8. Sports, Lessons and other Childhood Expenditures.

Have you ever noticed that the masters in their field, Mozart, Beethoven, master painters had nothing. They were usually born into poverty and never achieved middle class status. And yet that does not stop us from expensive childhood lessons in music, art, sports, foreign languages etc. I'm not saying you don't get these lessons for your child if they really have any talent and interest but you find the least expensive way to satisfy these interests like free classes at the library, befriending artists and musicians, having college students who are studying these subjects give reasonable lessons. And completely rule out expensive sports- hockey, dirt biking, etc. It's not just the equipment, it's the trips to the ER, PT and specialists. (I know of what of I speak).

9. Hair Care

Your children need never see the inside of a salon.

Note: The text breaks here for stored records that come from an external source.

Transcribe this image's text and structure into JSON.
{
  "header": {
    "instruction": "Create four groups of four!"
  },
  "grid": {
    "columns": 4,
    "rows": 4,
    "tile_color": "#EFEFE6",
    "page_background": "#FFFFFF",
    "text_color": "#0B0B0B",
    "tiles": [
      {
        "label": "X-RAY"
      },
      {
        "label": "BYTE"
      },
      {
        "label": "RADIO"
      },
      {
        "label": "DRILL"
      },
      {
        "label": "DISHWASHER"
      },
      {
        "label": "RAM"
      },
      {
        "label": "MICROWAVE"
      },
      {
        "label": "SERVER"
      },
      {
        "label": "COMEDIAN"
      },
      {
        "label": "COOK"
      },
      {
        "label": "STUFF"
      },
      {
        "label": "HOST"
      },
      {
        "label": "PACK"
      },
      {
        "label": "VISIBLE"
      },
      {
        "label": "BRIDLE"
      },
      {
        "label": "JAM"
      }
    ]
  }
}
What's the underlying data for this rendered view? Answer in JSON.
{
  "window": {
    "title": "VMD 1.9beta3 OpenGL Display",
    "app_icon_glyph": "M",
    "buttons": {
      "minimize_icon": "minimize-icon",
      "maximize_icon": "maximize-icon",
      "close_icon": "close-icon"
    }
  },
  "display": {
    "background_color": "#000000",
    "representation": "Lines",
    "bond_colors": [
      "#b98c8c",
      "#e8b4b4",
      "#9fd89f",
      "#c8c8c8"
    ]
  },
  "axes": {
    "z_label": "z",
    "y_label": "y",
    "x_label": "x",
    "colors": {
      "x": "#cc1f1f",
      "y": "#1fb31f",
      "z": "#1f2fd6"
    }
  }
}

Buy a good hair cutting buzzer and learn while they are young and will not be mocked by their peers for your earlier mistakes. [Mothers are exempt from this and must visit the salon faithfully ever 8 weeks to maintain a shred of dignity.]

10. Saving for Your Kids College Fund.

I saved this for the last because it is the most laughable. If you can afford it and want to save for your children to go to college I doubt that I will be able to stop you. However, it is a guarantee that your child's grades will be mediocre at best. What is the incentive for doing well in High School if college is "paid for"? And once enrolled what is the incentive to do well in college, graduate in four years and actually major in something that will result in a job. No, sir, college loans taken out for your child and by your child and their "ghost of Christmas future" specter will guarantee excellent high school grades, good SATs and a zeal that cannot be matched when everything is taken for granted.

Thursday, April 02, 2009

Randall Terry versus Notre Dame

Randall Terry met with the Vice President of Notre Dame and security officials about upcoming protests at the University. He even helpfully wrote a "resignation" letter for President of Notre Dame, Fr. Jenkins, CSC.

As you read the letter and when you get to the part about "unwavering fidelity" does your mind automatically go to Mr. Terry's "wavering fidelity" in regards to his 19 year marriage to Cindy and his "wavering fidelity" to his 5 children of that marriage? And then there is the part about "duty", "scandal" and "confusion".

I just couldn't help it.

The letter:

The Resignation Letter of Rev. John I. Jenkins, CSC

To the Board of Trustees:

When I took holy vows as a priest, I had high hopes and deep desires to serve Christ and His Church with valor, and without wavering in fidelity. [emphasis mine]

Regrettably, I have failed in my duty as a priest, and brought much scandal and confusion to the faithful.

My decision to acquiesce to the urgings of others to invite President Obama to speak at our 2009 commencement – even though I knew he was openly defiant of our Lord’s commandment, “Thou shalt not murder,” and that as President he has personally authorized the shedding of innocent blood in America and around the world – shows that my moral compass has been badly damaged.

It is clear that I do not possess the internal fortitude to resist the machinations of those who promote child-killing, and who seek to tear apart Christ’s beloved bride. I am not fit to lead this institution in the battles to defend God’s innocents, and Catholic orthodoxy.

After much reflection, as an act of contrition before our Lord, His Church, Our Lady, the holy men who founded Notre Dame, and the millions of innocent children who have been slaughtered by abortion, I hereby tender my resignation as President of Notre Dame University, effective immediately.

Please pray for me.


Father John I. Jenkins, CSC